Like all cats, the jaguar is a carnivore, feeding only on meat. It is an opportunistic hunter and its diet encompasses at least 87 species. They regularly take adult caimans, deer, capybaras, tapirs, peccaries, dogs, foxes, and sometimes even anacondas. However, the jaguar will eat any small species that can be caught, including frogs, mice, birds, fish, sloths, monkeys, and turtles.
While the jaguar often employs the deep throat-bite and suffocation technique typical among Panthera, it sometimes uses a killing method unique amongst cats: it pierces directly through the temporal bones of the skull between the ears of prey (especially the capybara) with its canine teeth, piercing the brain.
The jaguar is a stalk-and-ambush rather than a chase predator. The cat will walk slowly down forest paths, listening for and stalking prey before rushing or ambushing. The jaguar attacks from cover and usually from a target's blind spot with a quick pounce. The ambush may include leaping into water after prey, as a jaguar is quite capable of carrying a large kill while swimming; its strength is such that carcasses as large as a heifer can be hauled up a tree to avoid flood levels.
On killing prey, the jaguar will drag the carcass to a thicket or other secluded spot. It begins eating at the neck and chest, rather than the midsection. Unlike all other species in the Panthera genus, jaguars very rarely attack humans. Most of the scant cases where jaguars turn to taking a human show the animal is either old with damaged teeth or is wounded. Sometimes, if scared or threatened, jaguars in captivity may lash out at zookeepers.
Like the other big cats, the jaguar is capable of roaring and does so to warn territorial and mating competitors away; intensive bouts of counter-calling between individuals have been observed in the wild. Their roar often resembles a repetitive cough, and they may also vocalize mews and grunts.

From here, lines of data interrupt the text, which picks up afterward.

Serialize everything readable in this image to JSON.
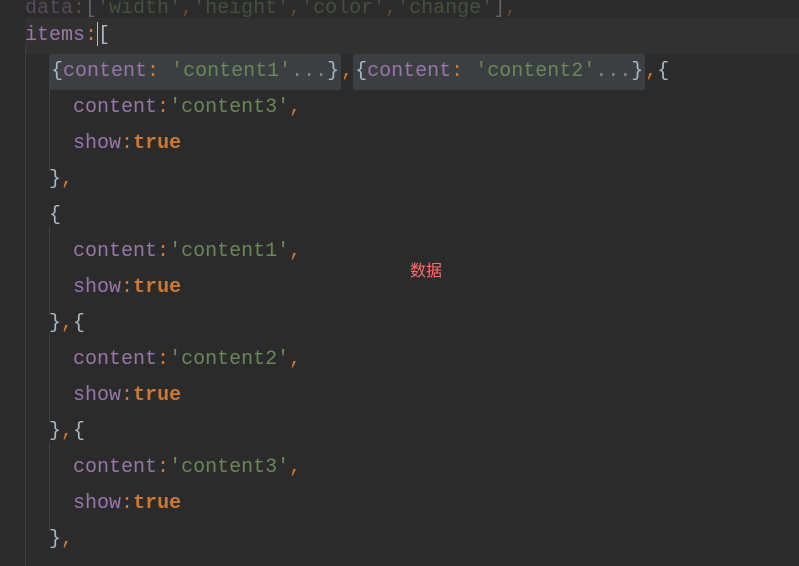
{
  "code": {
    "line0_partial": {
      "text": "data:['width','height','color','change'],"
    },
    "line1": {
      "key": "items",
      "open": "["
    },
    "line2": {
      "collapsed1": {
        "prop": "content",
        "string": "'content1'",
        "dots": "..."
      },
      "collapsed2": {
        "prop": "content",
        "string": "'content2'",
        "dots": "..."
      }
    },
    "obj1": {
      "content_key": "content",
      "content_val": "'content3'",
      "show_key": "show",
      "show_val": "true"
    },
    "obj2": {
      "content_key": "content",
      "content_val": "'content1'",
      "show_key": "show",
      "show_val": "true"
    },
    "obj3": {
      "content_key": "content",
      "content_val": "'content2'",
      "show_key": "show",
      "show_val": "true"
    },
    "obj4": {
      "content_key": "content",
      "content_val": "'content3'",
      "show_key": "show",
      "show_val": "true"
    }
  },
  "annotation": {
    "text": "数据"
  }
}
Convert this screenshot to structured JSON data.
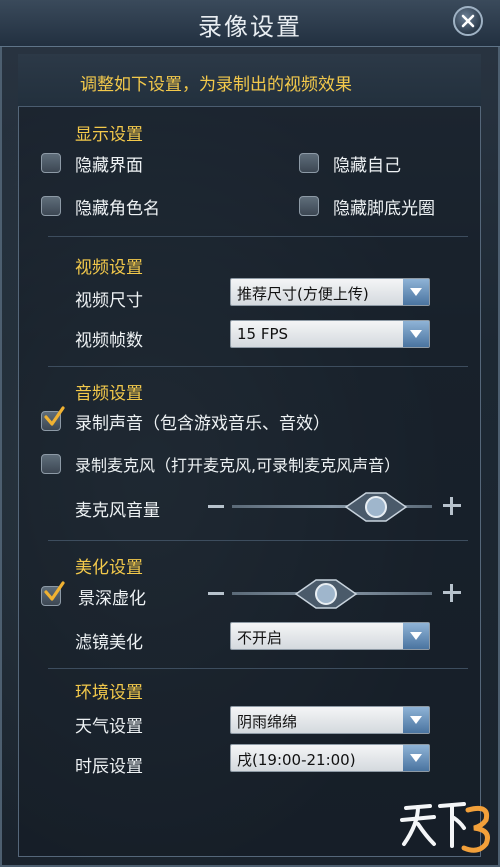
{
  "window": {
    "title": "录像设置"
  },
  "hint": "调整如下设置，为录制出的视频效果",
  "display": {
    "title": "显示设置",
    "items": [
      {
        "label": "隐藏界面",
        "checked": false
      },
      {
        "label": "隐藏自己",
        "checked": false
      },
      {
        "label": "隐藏角色名",
        "checked": false
      },
      {
        "label": "隐藏脚底光圈",
        "checked": false
      }
    ]
  },
  "video": {
    "title": "视频设置",
    "size_label": "视频尺寸",
    "size_value": "推荐尺寸(方便上传)",
    "fps_label": "视频帧数",
    "fps_value": "15 FPS"
  },
  "audio": {
    "title": "音频设置",
    "record_sound": {
      "label": "录制声音（包含游戏音乐、音效）",
      "checked": true
    },
    "record_mic": {
      "label": "录制麦克风（打开麦克风,可录制麦克风声音）",
      "checked": false
    },
    "mic_volume_label": "麦克风音量",
    "mic_volume_level": 0.72
  },
  "beauty": {
    "title": "美化设置",
    "dof": {
      "label": "景深虚化",
      "checked": true
    },
    "dof_level": 0.47,
    "filter_label": "滤镜美化",
    "filter_value": "不开启"
  },
  "environment": {
    "title": "环境设置",
    "weather_label": "天气设置",
    "weather_value": "阴雨绵绵",
    "time_label": "时辰设置",
    "time_value": "戌(19:00-21:00)"
  },
  "logo_text": "天下3",
  "colors": {
    "accent": "#f3c94b",
    "panel": "#1d2833",
    "text": "#eef2f4"
  }
}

It spits and snarls to show their hostility. Although jaguars roar, they more often grunt, snarl, growl or even mew. Cubs often whine.